+ Eruption to Hope by Jean Vanier. In a series of reflections and speeches Vanier shared during the early days of the L'Arche Community, this slim volume attempts to lay out what it means to live into the spirituality of the Beatitudes in the 21st century. There are poems and sermons alongside vignettes of what Vanier has discovered caring for the marginalized. I found this 1971 book in a used bookstore in Ottawa. And while it isn't the author's best prose, it is an early snapshot of his passion and conviction.
+ Becoming Wise by Krista Tippett. On the ride up to Ottawa, Dianne and I listened to a podcast where Pico Iyer interviewed Ms. Tippett on her own radio program "On Being." If you aren't familiar with Tippett's weekly Saturday NPR show, you are missing something sacred and should check it out ASAP. Her thoughtful and kind answers to Iyer's provocative questions struck a chord in us both. Her commitment to an emerging spirituality that honors beauty and compassion beyond the confines of organized religion spoke to my own growing call. And her careful use of words made it clear that Tippett is a person sharing her better angels with the world in a way that is accessible and creative. I was so knocked-out by this interview that I decided on the spot to use this book as the core of a sermon series for summer worship. As she states in the opening chapter, the virtues of wisdom require practice. She suggests working with five: words, flesh, faith, hope and love. I am only at the beginning so I can't tell you where we resonate and where we sing a different song. But I am taken with the fact that she crafts sentences and paragraphs with respect and care - and that is a most excellent start.

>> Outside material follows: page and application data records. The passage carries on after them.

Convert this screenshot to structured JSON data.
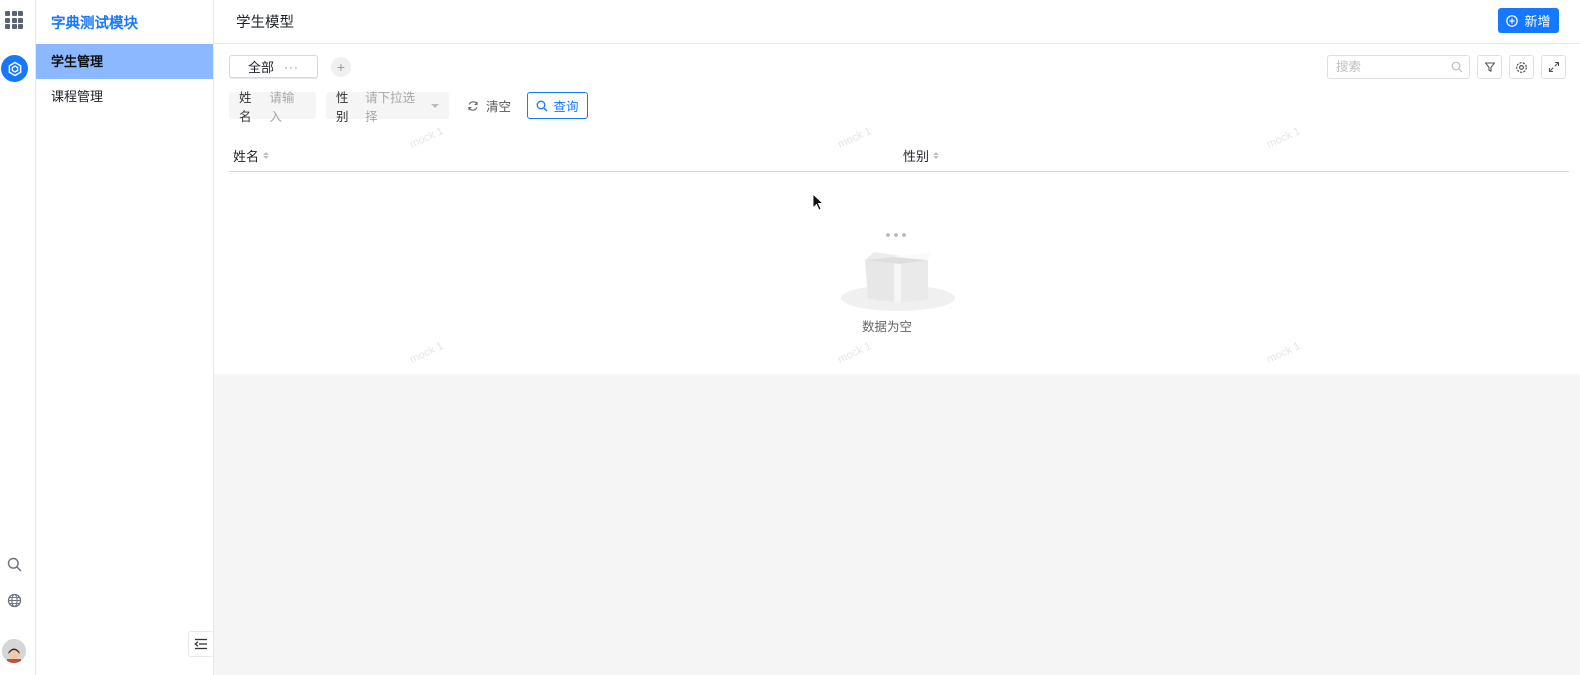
{
  "rail": {
    "icons": [
      "apps-grid-icon",
      "app-logo-icon",
      "search-icon",
      "globe-icon",
      "avatar"
    ]
  },
  "sidebar": {
    "module_title": "字典测试模块",
    "items": [
      {
        "label": "学生管理",
        "active": true
      },
      {
        "label": "课程管理",
        "active": false
      }
    ]
  },
  "header": {
    "title": "学生模型",
    "add_label": "新增"
  },
  "toolbar": {
    "view_tab": "全部",
    "view_tab_more": "···",
    "add_view": "+",
    "search_placeholder": "搜索"
  },
  "filters": {
    "name": {
      "label": "姓名",
      "placeholder": "请输入"
    },
    "gender": {
      "label": "性别",
      "placeholder": "请下拉选择"
    },
    "clear_label": "清空",
    "query_label": "查询"
  },
  "table": {
    "columns": [
      "姓名",
      "性别"
    ],
    "rows": [],
    "empty_text": "数据为空"
  },
  "watermark_text": "mock 1",
  "colors": {
    "accent": "#1677ff",
    "active_nav_bg": "#8cb8ff"
  }
}
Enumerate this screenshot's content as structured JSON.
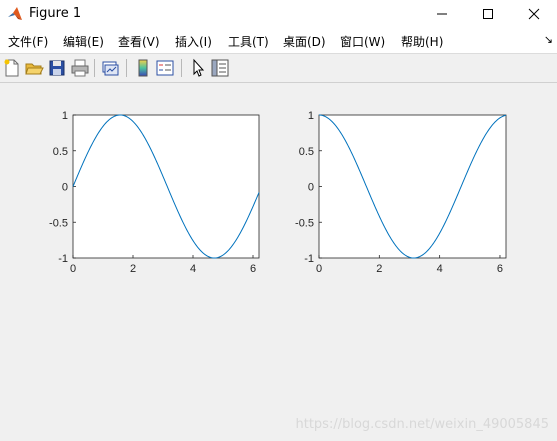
{
  "window": {
    "title": "Figure 1",
    "icon": "matlab-icon",
    "controls": [
      "minimize-icon",
      "maximize-icon",
      "close-icon"
    ]
  },
  "menu": {
    "items": [
      "文件(F)",
      "编辑(E)",
      "查看(V)",
      "插入(I)",
      "工具(T)",
      "桌面(D)",
      "窗口(W)",
      "帮助(H)"
    ],
    "overflow_icon": "chevron-arrow-icon"
  },
  "toolbar": {
    "buttons": [
      "new-figure-icon",
      "open-file-icon",
      "save-icon",
      "print-icon",
      "link-plot-icon",
      "colorbar-icon",
      "legend-icon",
      "edit-plot-icon",
      "property-inspector-icon"
    ]
  },
  "colors": {
    "line": "#0072bd",
    "axes_bg": "#ffffff",
    "figure_bg": "#f0f0f0"
  },
  "chart_data": [
    {
      "type": "line",
      "function": "sin(x)",
      "x": [
        0,
        0.393,
        0.785,
        1.178,
        1.571,
        1.963,
        2.356,
        2.749,
        3.142,
        3.534,
        3.927,
        4.32,
        4.712,
        5.105,
        5.498,
        5.89,
        6.2
      ],
      "y": [
        0,
        0.383,
        0.707,
        0.924,
        1,
        0.924,
        0.707,
        0.383,
        0,
        -0.383,
        -0.707,
        -0.924,
        -1,
        -0.924,
        -0.707,
        -0.383,
        -0.083
      ],
      "xlim": [
        0,
        6.2
      ],
      "ylim": [
        -1,
        1
      ],
      "xticks": [
        "0",
        "2",
        "4",
        "6"
      ],
      "yticks": [
        "1",
        "0.5",
        "0",
        "-0.5",
        "-1"
      ],
      "title": "",
      "xlabel": "",
      "ylabel": ""
    },
    {
      "type": "line",
      "function": "cos(x)",
      "x": [
        0,
        0.393,
        0.785,
        1.178,
        1.571,
        1.963,
        2.356,
        2.749,
        3.142,
        3.534,
        3.927,
        4.32,
        4.712,
        5.105,
        5.498,
        5.89,
        6.2
      ],
      "y": [
        1,
        0.924,
        0.707,
        0.383,
        0,
        -0.383,
        -0.707,
        -0.924,
        -1,
        -0.924,
        -0.707,
        -0.383,
        0,
        0.383,
        0.707,
        0.924,
        0.997
      ],
      "xlim": [
        0,
        6.2
      ],
      "ylim": [
        -1,
        1
      ],
      "xticks": [
        "0",
        "2",
        "4",
        "6"
      ],
      "yticks": [
        "1",
        "0.5",
        "0",
        "-0.5",
        "-1"
      ],
      "title": "",
      "xlabel": "",
      "ylabel": ""
    }
  ],
  "watermark": "https://blog.csdn.net/weixin_49005845"
}
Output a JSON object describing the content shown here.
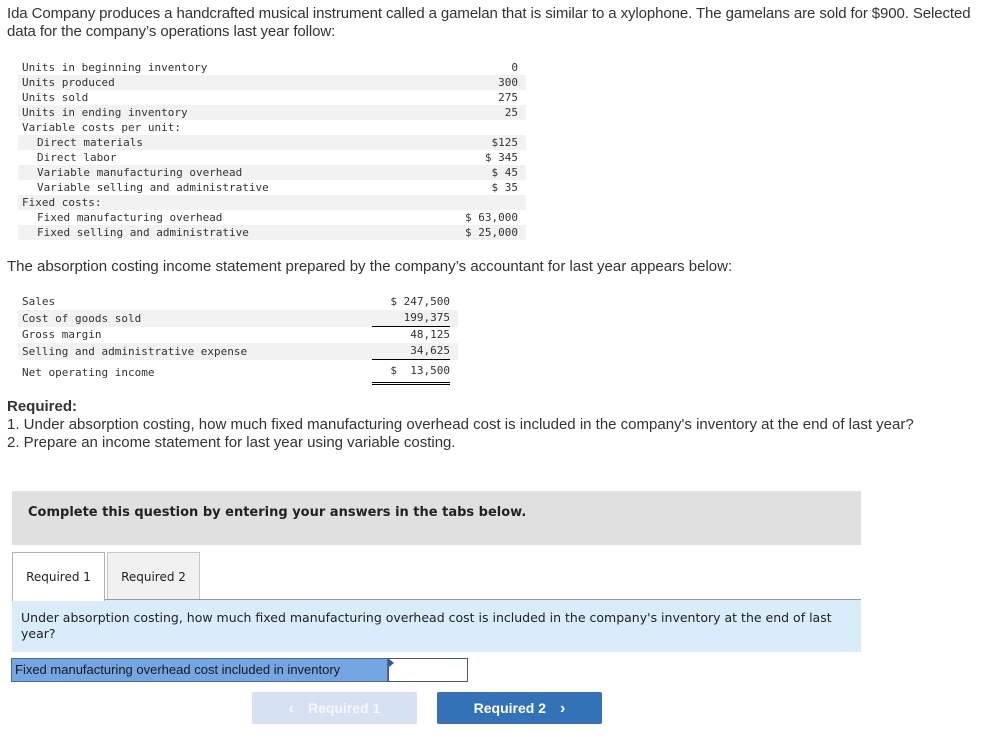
{
  "intro": "Ida Company produces a handcrafted musical instrument called a gamelan that is similar to a xylophone. The gamelans are sold for $900. Selected data for the company’s operations last year follow:",
  "data_table": {
    "rows": [
      {
        "label": "Units in beginning inventory",
        "value": "0",
        "indent": false
      },
      {
        "label": "Units produced",
        "value": "300",
        "indent": false
      },
      {
        "label": "Units sold",
        "value": "275",
        "indent": false
      },
      {
        "label": "Units in ending inventory",
        "value": "25",
        "indent": false
      },
      {
        "label": "Variable costs per unit:",
        "value": "",
        "indent": false
      },
      {
        "label": "Direct materials",
        "value": "$125",
        "indent": true
      },
      {
        "label": "Direct labor",
        "value": "$ 345",
        "indent": true
      },
      {
        "label": "Variable manufacturing overhead",
        "value": "$ 45",
        "indent": true
      },
      {
        "label": "Variable selling and administrative",
        "value": "$ 35",
        "indent": true
      },
      {
        "label": "Fixed costs:",
        "value": "",
        "indent": false
      },
      {
        "label": "Fixed manufacturing overhead",
        "value": "$ 63,000",
        "indent": true
      },
      {
        "label": "Fixed selling and administrative",
        "value": "$ 25,000",
        "indent": true
      }
    ]
  },
  "para2": "The absorption costing income statement prepared by the company’s accountant for last year appears below:",
  "income_statement": {
    "rows": [
      {
        "label": "Sales",
        "value": "$ 247,500"
      },
      {
        "label": "Cost of goods sold",
        "value": "199,375"
      },
      {
        "label": "Gross margin",
        "value": "48,125"
      },
      {
        "label": "Selling and administrative expense",
        "value": "34,625"
      },
      {
        "label": "Net operating income",
        "value": "$  13,500"
      }
    ]
  },
  "required": {
    "title": "Required:",
    "items": [
      "1. Under absorption costing, how much fixed manufacturing overhead cost is included in the company's inventory at the end of last year?",
      "2. Prepare an income statement for last year using variable costing."
    ]
  },
  "banner": "Complete this question by entering your answers in the tabs below.",
  "tabs": [
    {
      "label": "Required 1",
      "active": true
    },
    {
      "label": "Required 2",
      "active": false
    }
  ],
  "question": "Under absorption costing, how much fixed manufacturing overhead cost is included in the company's inventory at the end of last year?",
  "answer": {
    "label": "Fixed manufacturing overhead cost included in inventory",
    "value": "",
    "placeholder": ""
  },
  "nav": {
    "prev_label": "Required 1",
    "prev_icon": "‹",
    "next_label": "Required 2",
    "next_icon": "›"
  },
  "colors": {
    "accent": "#3472b8",
    "answer_label_bg": "#74a6e4",
    "question_bg": "#d9ecfa",
    "banner_bg": "#e0e0e0"
  }
}
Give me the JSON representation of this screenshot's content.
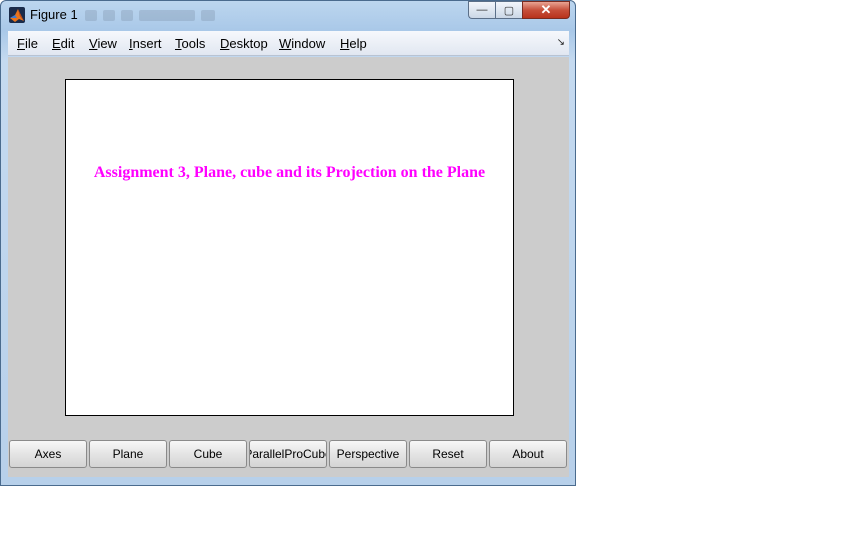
{
  "window": {
    "title": "Figure 1",
    "close_glyph": "✕",
    "min_glyph": "—",
    "max_glyph": "▢"
  },
  "menubar": {
    "items": [
      "File",
      "Edit",
      "View",
      "Insert",
      "Tools",
      "Desktop",
      "Window",
      "Help"
    ],
    "dock_glyph": "↘"
  },
  "axes": {
    "title": "Assignment 3, Plane, cube and its Projection on the Plane",
    "title_color": "#ff00ff",
    "background": "#ffffff"
  },
  "buttons": [
    "Axes",
    "Plane",
    "Cube",
    "ParallelProCube",
    "Perspective",
    "Reset",
    "About"
  ],
  "colors": {
    "figure_background": "#cccccc",
    "frame_accent": "#b7d0ea"
  }
}
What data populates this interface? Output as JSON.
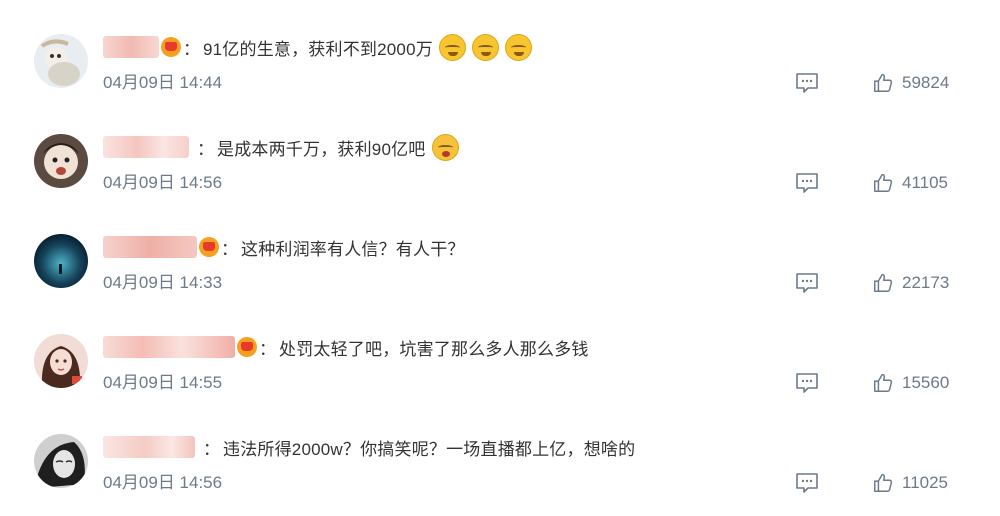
{
  "comments": [
    {
      "username": "",
      "has_vip_badge": true,
      "text": "91亿的生意，获利不到2000万",
      "emojis": [
        "smirk-emoji",
        "smirk-emoji",
        "smirk-emoji"
      ],
      "time": "04月09日 14:44",
      "likes": "59824"
    },
    {
      "username": "",
      "has_vip_badge": false,
      "text": "是成本两千万，获利90亿吧",
      "emojis": [
        "crying-emoji"
      ],
      "time": "04月09日 14:56",
      "likes": "41105"
    },
    {
      "username": "",
      "has_vip_badge": true,
      "text": "这种利润率有人信？有人干？",
      "emojis": [],
      "time": "04月09日 14:33",
      "likes": "22173"
    },
    {
      "username": "",
      "has_vip_badge": true,
      "text": "处罚太轻了吧，坑害了那么多人那么多钱",
      "emojis": [],
      "time": "04月09日 14:55",
      "likes": "15560"
    },
    {
      "username": "",
      "has_vip_badge": false,
      "text": "违法所得2000w？你搞笑呢？一场直播都上亿，想啥的",
      "emojis": [],
      "time": "04月09日 14:56",
      "likes": "11025"
    }
  ],
  "icons": {
    "comment": "comment-icon",
    "like": "thumbs-up-icon",
    "vip": "vip-crown-badge-icon"
  },
  "colors": {
    "text": "#333333",
    "meta": "#6d7a8a",
    "vip_badge": "#f6a021",
    "username_blur": "#f5c9c3"
  }
}
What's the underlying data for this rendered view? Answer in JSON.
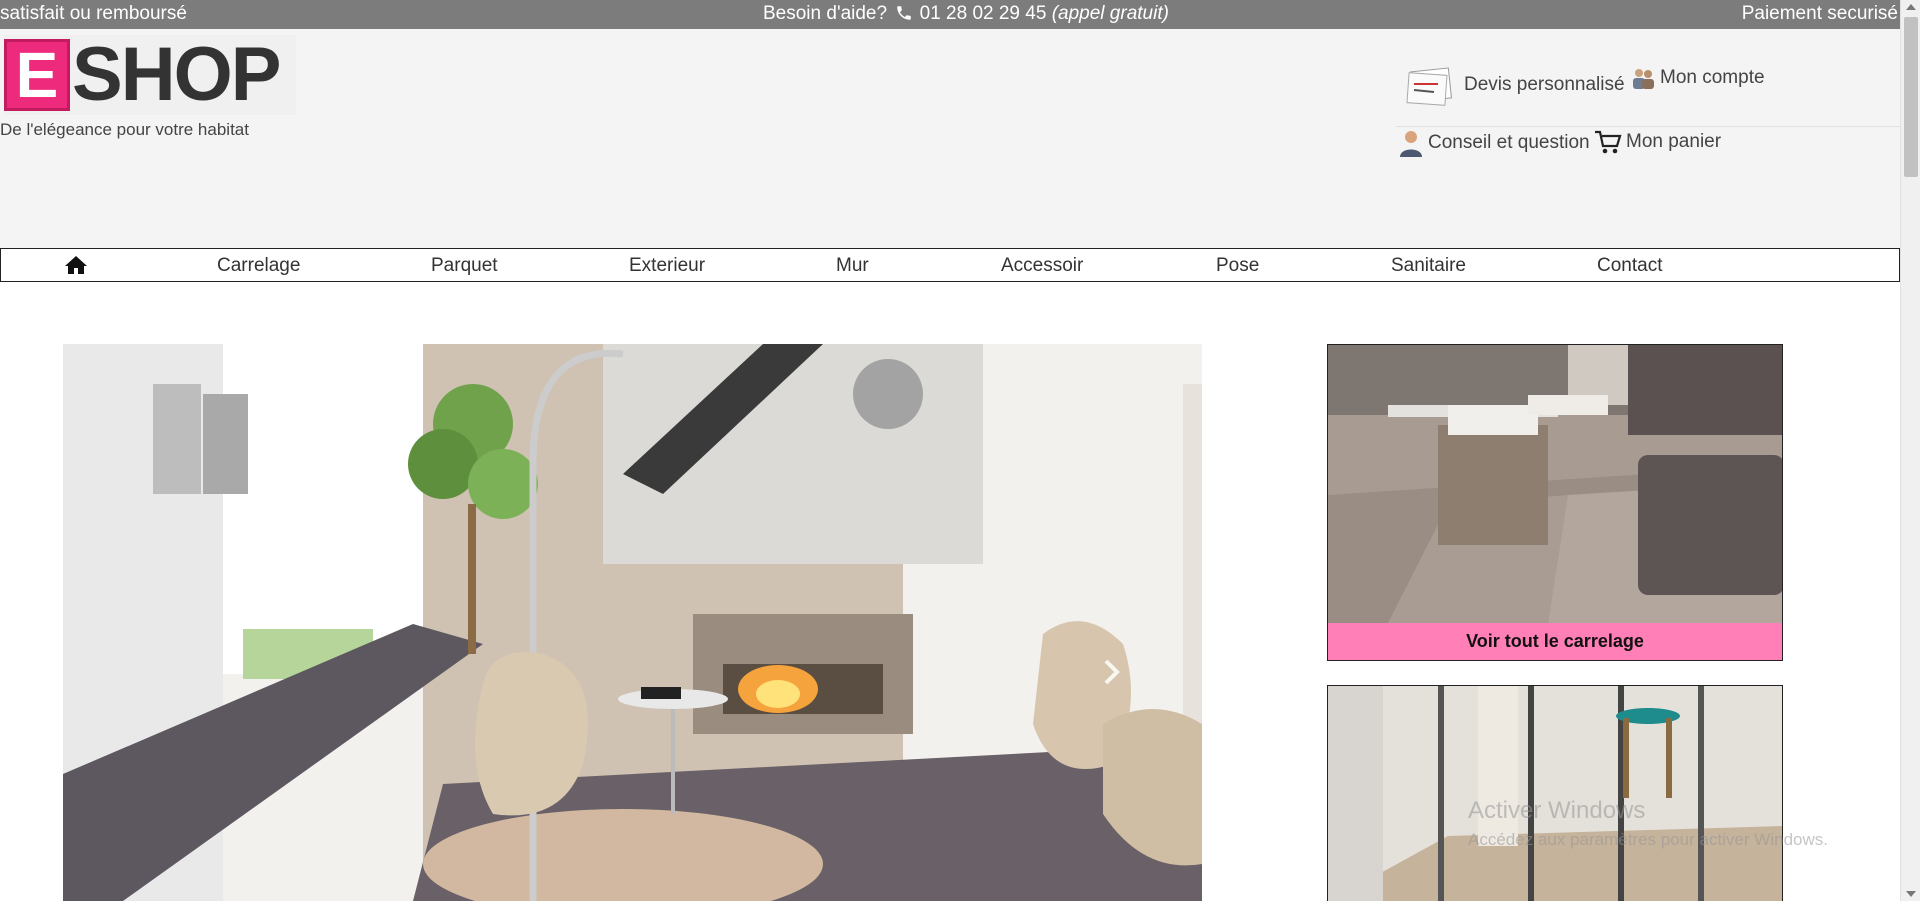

+ A Small Porch: Sabbath Poems 2014 and 2015 by Wendell Berry. My younger daughter turned me on to Wendell Berry nearly 20 years ago. Over the past ten years I have used his collection of sabbath poems as a source of grounding whenever I get too harried or fixated on my own anxieties. Berry knows the rhythms of creation well: he is a life-long farmer who has worked the earth of his Kentucky farm for over 50 years. Part of the way he cultivates the virtue of patience is to walk his land every Sunday and then write a poem. Both the walking and the writing keep him connected to the seasons and the presence of the holy in real matter. I think this book's second poem is perfectly illustrative: "To the National Security Agency"
I am away in a quiet valley,
am busy at my quiet work
in this comely small cup of country
exactly fitted to my mind,
my mind to it exactly fitted.
It is enclosed by slopes and trees,
filled full of light and air and wind,
fulfilled by time and wear and weather.
My work is gathered of air and earth,
the history of the local light.
I am not going to tell you whether
or when I'm coming back. Don't wait.
Don't try to call, I have no phone.
There's not much left I want to shoot,
but I would like to shoot a drone.
Tonight, as we sat down to dinner, our dog Lucie started to growl and fuss. Dianne went to the sun room window to look and there was a large deer. She has been coming to feed at the edge of our garden and the wetlands behind our house. We both watched her quietly for a few moments before returning to our meal. It was a good, quiet and satisfying day for us all.